ANTIQUES ROADSHOW is an antiques appraisal event and television production; we do not buy or sell objects, and conducting any business with an appraiser at the ANTIQUES ROADSHOW event is strictly forbidden.

If you decide to do business with an appraiser who has appeared on ANTIQUES ROADSHOW, please keep in mind these tips before consigning or selling an item:

  • Get more than one referral and check references
  • Get valuations of your item from more than once source
  • Compare options between different types of sellers, i.e., a dealer versus an auction house
  • If you are considering consigning an object for auction, be sure to inquire how the item will be priced, the size of the fee, and the expected amount of time the process may take. Find out what will happen if it doesn't sell.
  • Check the appraiser's professional associations (such as International Society of Appraisers, American Appraisers Association, National Auctioneers Association)
  • Consult an attorney before signing a contract
  • Whatever kind of transaction you decide to enter into, always get a detailed written receipt for your records

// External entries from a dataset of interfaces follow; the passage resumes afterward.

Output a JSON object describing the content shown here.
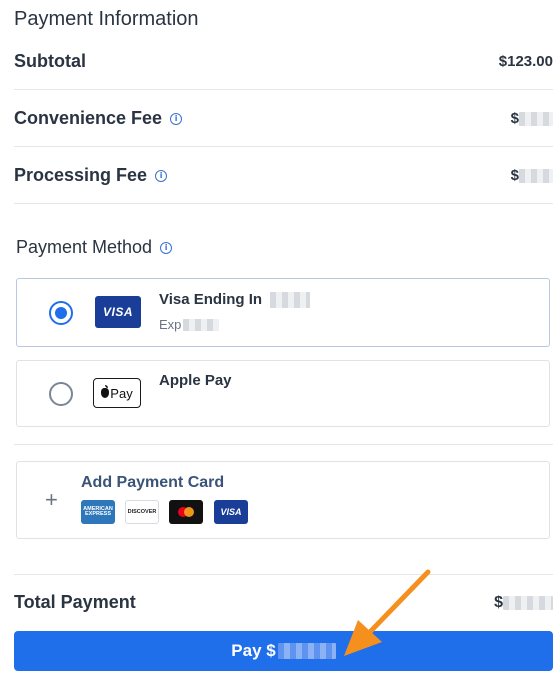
{
  "page_title": "Payment Information",
  "summary": {
    "subtotal_label": "Subtotal",
    "subtotal_value": "$123.00",
    "convenience_fee_label": "Convenience Fee",
    "convenience_fee_value": "$",
    "processing_fee_label": "Processing Fee",
    "processing_fee_value": "$"
  },
  "payment_method": {
    "title": "Payment Method",
    "options": [
      {
        "brand": "VISA",
        "title": "Visa Ending In",
        "sub": "Exp",
        "selected": true
      },
      {
        "brand": "Pay",
        "title": "Apple Pay",
        "selected": false
      }
    ],
    "add_card_label": "Add Payment Card",
    "add_card_icon": "plus-icon",
    "accepted_cards": [
      {
        "name": "amex",
        "text": "AMERICAN EXPRESS"
      },
      {
        "name": "discover",
        "text": "DISCOVER"
      },
      {
        "name": "mastercard",
        "text": ""
      },
      {
        "name": "visa",
        "text": "VISA"
      }
    ]
  },
  "total": {
    "label": "Total Payment",
    "value": "$"
  },
  "pay_button_label": "Pay $",
  "colors": {
    "primary": "#1f6feb",
    "visa_blue": "#1a3e98",
    "arrow": "#f5901e"
  }
}
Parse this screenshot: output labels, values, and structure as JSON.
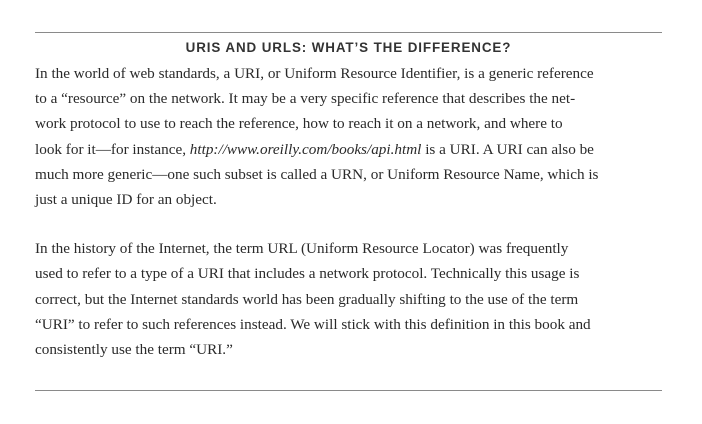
{
  "sidebar": {
    "title": "URIS AND URLS: WHAT’S THE DIFFERENCE?",
    "paragraph1": {
      "line1": "In the world of web standards, a URI, or Uniform Resource Identifier, is a generic reference",
      "line2": "to a “resource” on the network. It may be a very specific reference that describes the net-",
      "line3": "work protocol to use to reach the reference, how to reach it on a network, and where to",
      "line4_before": "look for it—for instance, ",
      "line4_link": "http://www.oreilly.com/books/api.html",
      "line4_after": " is a URI. A URI can also be",
      "line5": "much more generic—one such subset is called a URN, or Uniform Resource Name, which is",
      "line6": "just a unique ID for an object."
    },
    "paragraph2": {
      "line1": "In the history of the Internet, the term URL (Uniform Resource Locator) was frequently",
      "line2": "used to refer to a type of a URI that includes a network protocol. Technically this usage is",
      "line3": "correct, but the Internet standards world has been gradually shifting to the use of the term",
      "line4": "“URI” to refer to such references instead. We will stick with this definition in this book and",
      "line5": "consistently use the term “URI.”"
    }
  }
}
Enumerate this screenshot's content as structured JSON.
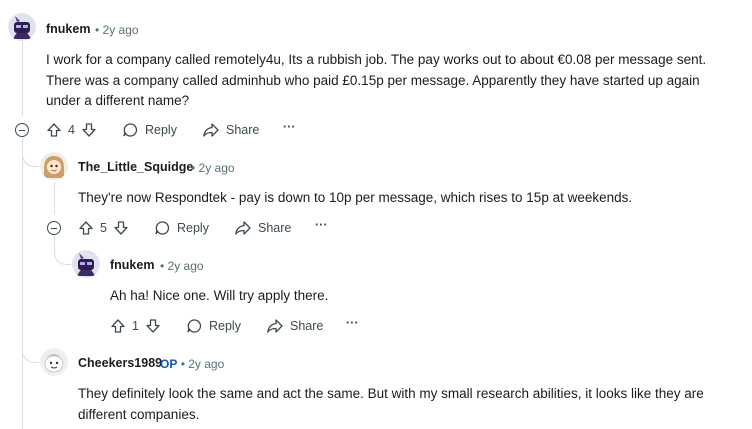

ANTIQUES ROADSHOW’s pool of experts are professionals with a wide range of experience in the antiques, fine art and collectibles community, and they are from a diverse background of auctioneers, dealers and appraisers.

All ROADSHOW appraisers are independent volunteers who donate their time and expertise to PBS and who pay their own expenses to be on the show. All business transactions are independent from ANTIQUES ROADSHOW.